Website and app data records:
-----

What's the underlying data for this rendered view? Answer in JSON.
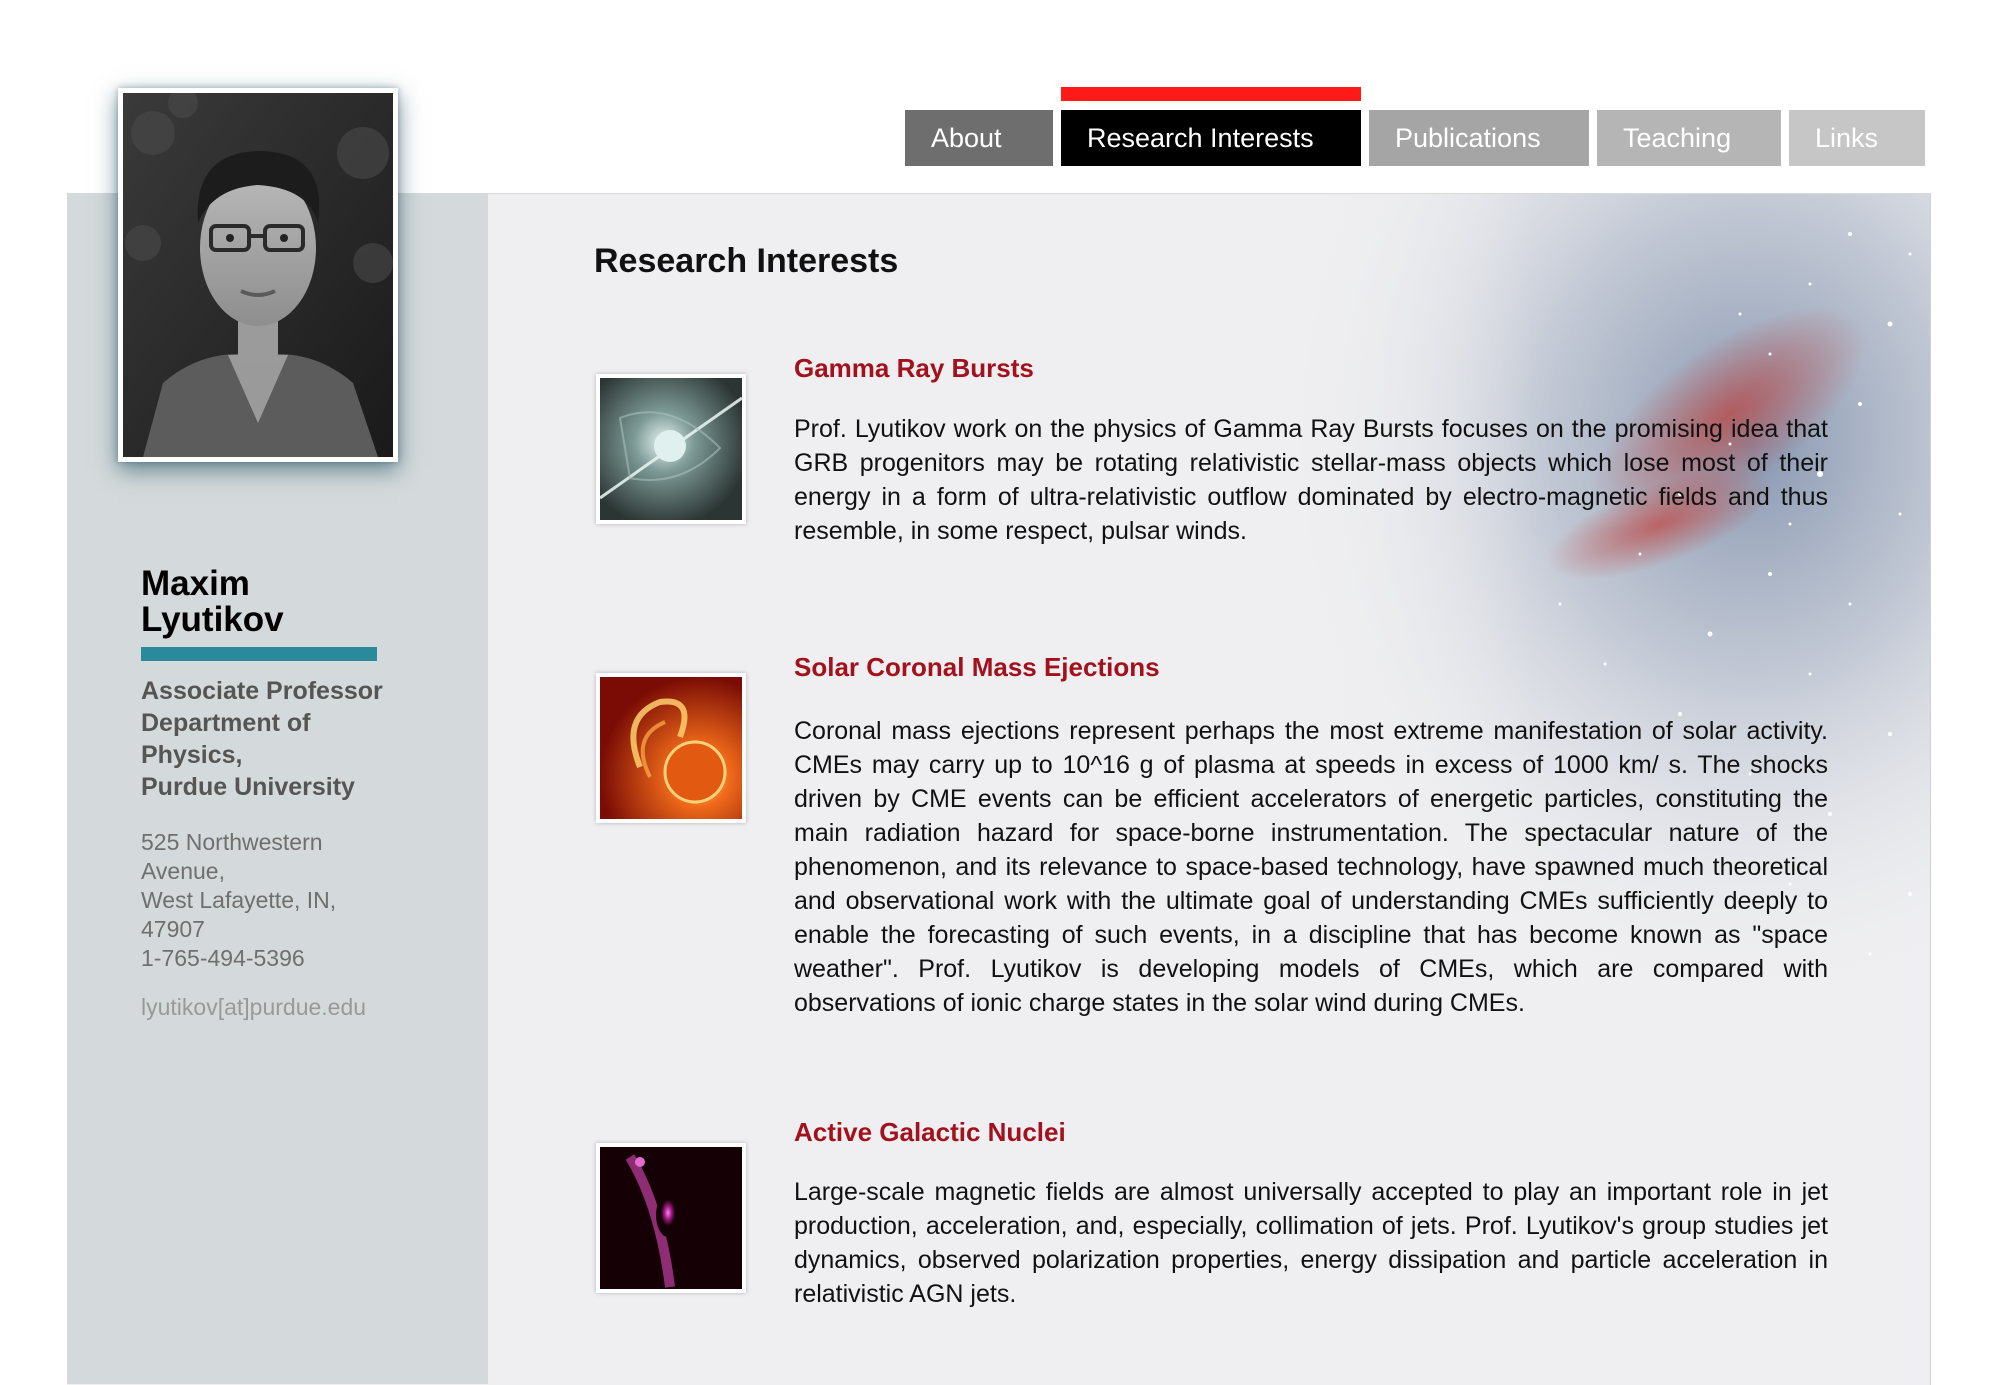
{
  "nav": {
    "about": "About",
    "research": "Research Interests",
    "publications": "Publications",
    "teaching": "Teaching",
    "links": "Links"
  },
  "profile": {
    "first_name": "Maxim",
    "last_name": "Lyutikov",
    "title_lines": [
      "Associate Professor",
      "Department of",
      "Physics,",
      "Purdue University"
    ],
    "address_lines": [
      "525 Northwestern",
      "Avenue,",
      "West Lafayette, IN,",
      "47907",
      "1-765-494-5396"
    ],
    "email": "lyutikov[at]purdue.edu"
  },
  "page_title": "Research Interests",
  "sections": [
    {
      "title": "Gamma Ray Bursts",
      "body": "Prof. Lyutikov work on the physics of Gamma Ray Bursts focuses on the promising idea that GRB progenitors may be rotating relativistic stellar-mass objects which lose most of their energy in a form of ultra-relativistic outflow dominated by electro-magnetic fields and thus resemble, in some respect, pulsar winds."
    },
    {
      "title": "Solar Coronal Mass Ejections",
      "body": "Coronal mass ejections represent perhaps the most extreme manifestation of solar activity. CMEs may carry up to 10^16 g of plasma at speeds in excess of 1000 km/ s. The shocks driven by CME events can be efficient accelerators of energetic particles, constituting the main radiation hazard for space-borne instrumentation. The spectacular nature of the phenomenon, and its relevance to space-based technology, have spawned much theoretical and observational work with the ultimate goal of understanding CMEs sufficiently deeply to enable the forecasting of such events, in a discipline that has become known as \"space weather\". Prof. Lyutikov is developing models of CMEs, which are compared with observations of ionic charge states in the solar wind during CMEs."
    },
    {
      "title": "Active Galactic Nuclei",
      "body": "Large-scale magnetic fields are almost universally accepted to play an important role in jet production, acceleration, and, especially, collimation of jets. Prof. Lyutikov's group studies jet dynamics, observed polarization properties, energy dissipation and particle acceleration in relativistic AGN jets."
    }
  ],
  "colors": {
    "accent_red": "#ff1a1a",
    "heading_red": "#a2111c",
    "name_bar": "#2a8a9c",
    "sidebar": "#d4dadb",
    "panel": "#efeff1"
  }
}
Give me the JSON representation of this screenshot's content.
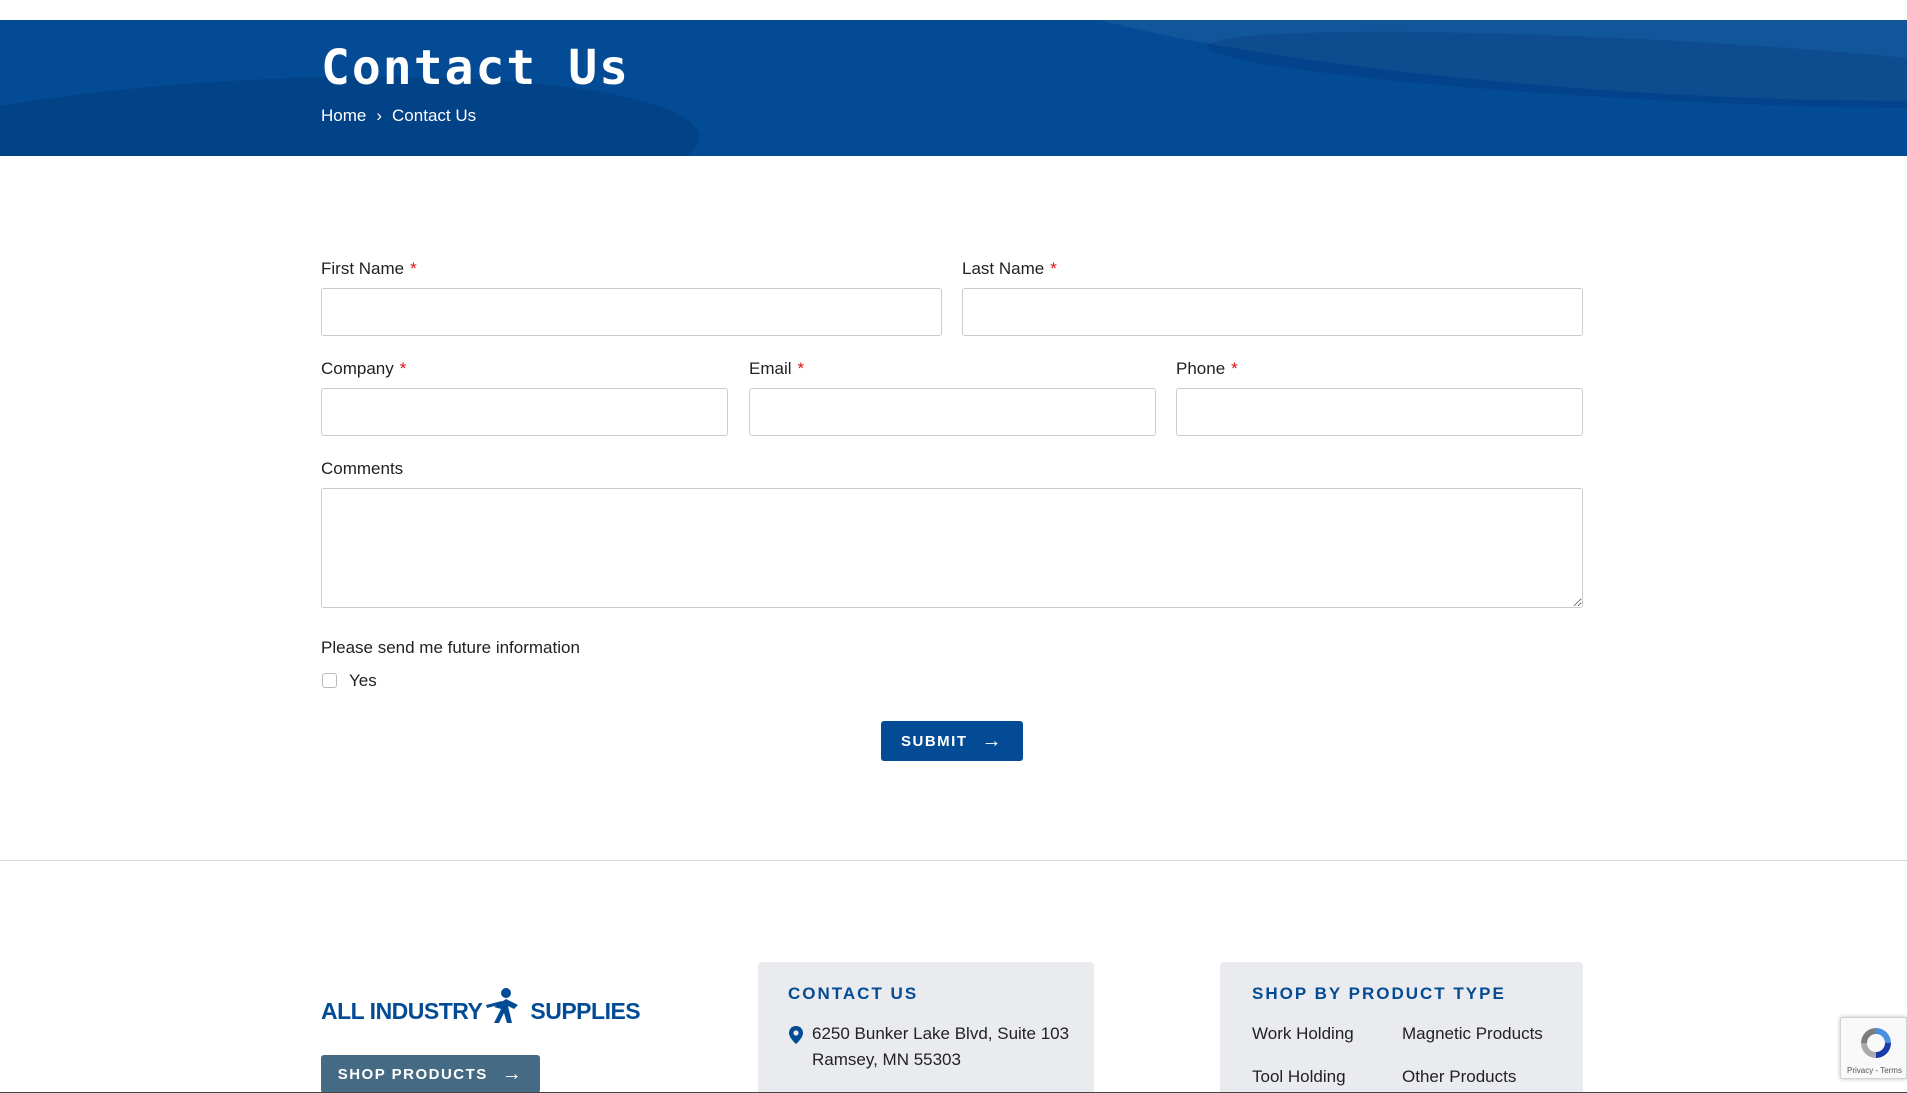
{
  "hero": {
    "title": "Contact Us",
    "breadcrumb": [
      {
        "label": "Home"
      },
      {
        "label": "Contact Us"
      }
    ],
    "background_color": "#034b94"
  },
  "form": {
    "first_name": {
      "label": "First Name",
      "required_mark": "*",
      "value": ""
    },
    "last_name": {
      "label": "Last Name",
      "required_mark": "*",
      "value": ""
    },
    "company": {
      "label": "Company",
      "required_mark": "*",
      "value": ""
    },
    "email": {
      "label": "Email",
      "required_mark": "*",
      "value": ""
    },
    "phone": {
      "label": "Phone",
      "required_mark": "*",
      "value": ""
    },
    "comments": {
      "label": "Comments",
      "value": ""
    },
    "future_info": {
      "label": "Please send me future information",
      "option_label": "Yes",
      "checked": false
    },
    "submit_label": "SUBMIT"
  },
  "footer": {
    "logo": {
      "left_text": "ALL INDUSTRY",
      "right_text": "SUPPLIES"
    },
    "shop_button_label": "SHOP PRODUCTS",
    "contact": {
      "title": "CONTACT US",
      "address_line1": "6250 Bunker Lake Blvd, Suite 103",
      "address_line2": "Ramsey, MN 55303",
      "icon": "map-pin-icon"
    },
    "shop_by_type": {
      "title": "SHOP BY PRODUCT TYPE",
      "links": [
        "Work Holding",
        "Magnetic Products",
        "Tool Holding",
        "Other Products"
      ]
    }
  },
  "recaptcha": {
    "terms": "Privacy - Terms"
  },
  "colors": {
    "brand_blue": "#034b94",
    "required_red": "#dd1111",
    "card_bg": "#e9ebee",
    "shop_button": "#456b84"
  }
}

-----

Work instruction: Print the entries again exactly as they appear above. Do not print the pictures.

Problem solution:
What's the underlying data for this rendered view? Answer in JSON.
{
  "nav": {
    "about": "About",
    "research": "Research Interests",
    "publications": "Publications",
    "teaching": "Teaching",
    "links": "Links"
  },
  "profile": {
    "first_name": "Maxim",
    "last_name": "Lyutikov",
    "title_lines": [
      "Associate Professor",
      "Department of",
      "Physics,",
      "Purdue University"
    ],
    "address_lines": [
      "525 Northwestern",
      "Avenue,",
      "West Lafayette, IN,",
      "47907",
      "1-765-494-5396"
    ],
    "email": "lyutikov[at]purdue.edu"
  },
  "page_title": "Research Interests",
  "sections": [
    {
      "title": "Gamma Ray Bursts",
      "body": "Prof. Lyutikov work on the physics of Gamma Ray Bursts focuses on the promising idea that GRB progenitors may be rotating relativistic stellar-mass objects which lose most of their energy in a form of ultra-relativistic outflow dominated by electro-magnetic fields and thus resemble, in some respect, pulsar winds."
    },
    {
      "title": "Solar Coronal Mass Ejections",
      "body": "Coronal mass ejections represent perhaps the most extreme manifestation of solar activity. CMEs may carry up to 10^16 g of plasma at speeds in excess of 1000 km/ s. The shocks driven by CME events can be efficient accelerators of energetic particles, constituting the main radiation hazard for space-borne instrumentation. The spectacular nature of the phenomenon, and its relevance to space-based technology, have spawned much theoretical and observational work with the ultimate goal of understanding CMEs sufficiently deeply to enable the forecasting of such events, in a discipline that has become known as \"space weather\". Prof. Lyutikov is developing models of CMEs, which are compared with observations of ionic charge states in the solar wind during CMEs."
    },
    {
      "title": "Active Galactic Nuclei",
      "body": "Large-scale magnetic fields are almost universally accepted to play an important role in jet production, acceleration, and, especially, collimation of jets. Prof. Lyutikov's group studies jet dynamics, observed polarization properties, energy dissipation and particle acceleration in relativistic AGN jets."
    }
  ],
  "colors": {
    "accent_red": "#ff1a1a",
    "heading_red": "#a2111c",
    "name_bar": "#2a8a9c",
    "sidebar": "#d4dadb",
    "panel": "#efeff1"
  }
}
Give me the JSON representation of this screenshot's content.
{
  "hero": {
    "title": "Contact Us",
    "breadcrumb": [
      {
        "label": "Home"
      },
      {
        "label": "Contact Us"
      }
    ],
    "background_color": "#034b94"
  },
  "form": {
    "first_name": {
      "label": "First Name",
      "required_mark": "*",
      "value": ""
    },
    "last_name": {
      "label": "Last Name",
      "required_mark": "*",
      "value": ""
    },
    "company": {
      "label": "Company",
      "required_mark": "*",
      "value": ""
    },
    "email": {
      "label": "Email",
      "required_mark": "*",
      "value": ""
    },
    "phone": {
      "label": "Phone",
      "required_mark": "*",
      "value": ""
    },
    "comments": {
      "label": "Comments",
      "value": ""
    },
    "future_info": {
      "label": "Please send me future information",
      "option_label": "Yes",
      "checked": false
    },
    "submit_label": "SUBMIT"
  },
  "footer": {
    "logo": {
      "left_text": "ALL INDUSTRY",
      "right_text": "SUPPLIES"
    },
    "shop_button_label": "SHOP PRODUCTS",
    "contact": {
      "title": "CONTACT US",
      "address_line1": "6250 Bunker Lake Blvd, Suite 103",
      "address_line2": "Ramsey, MN 55303",
      "icon": "map-pin-icon"
    },
    "shop_by_type": {
      "title": "SHOP BY PRODUCT TYPE",
      "links": [
        "Work Holding",
        "Magnetic Products",
        "Tool Holding",
        "Other Products"
      ]
    }
  },
  "recaptcha": {
    "terms": "Privacy - Terms"
  },
  "colors": {
    "brand_blue": "#034b94",
    "required_red": "#dd1111",
    "card_bg": "#e9ebee",
    "shop_button": "#456b84"
  }
}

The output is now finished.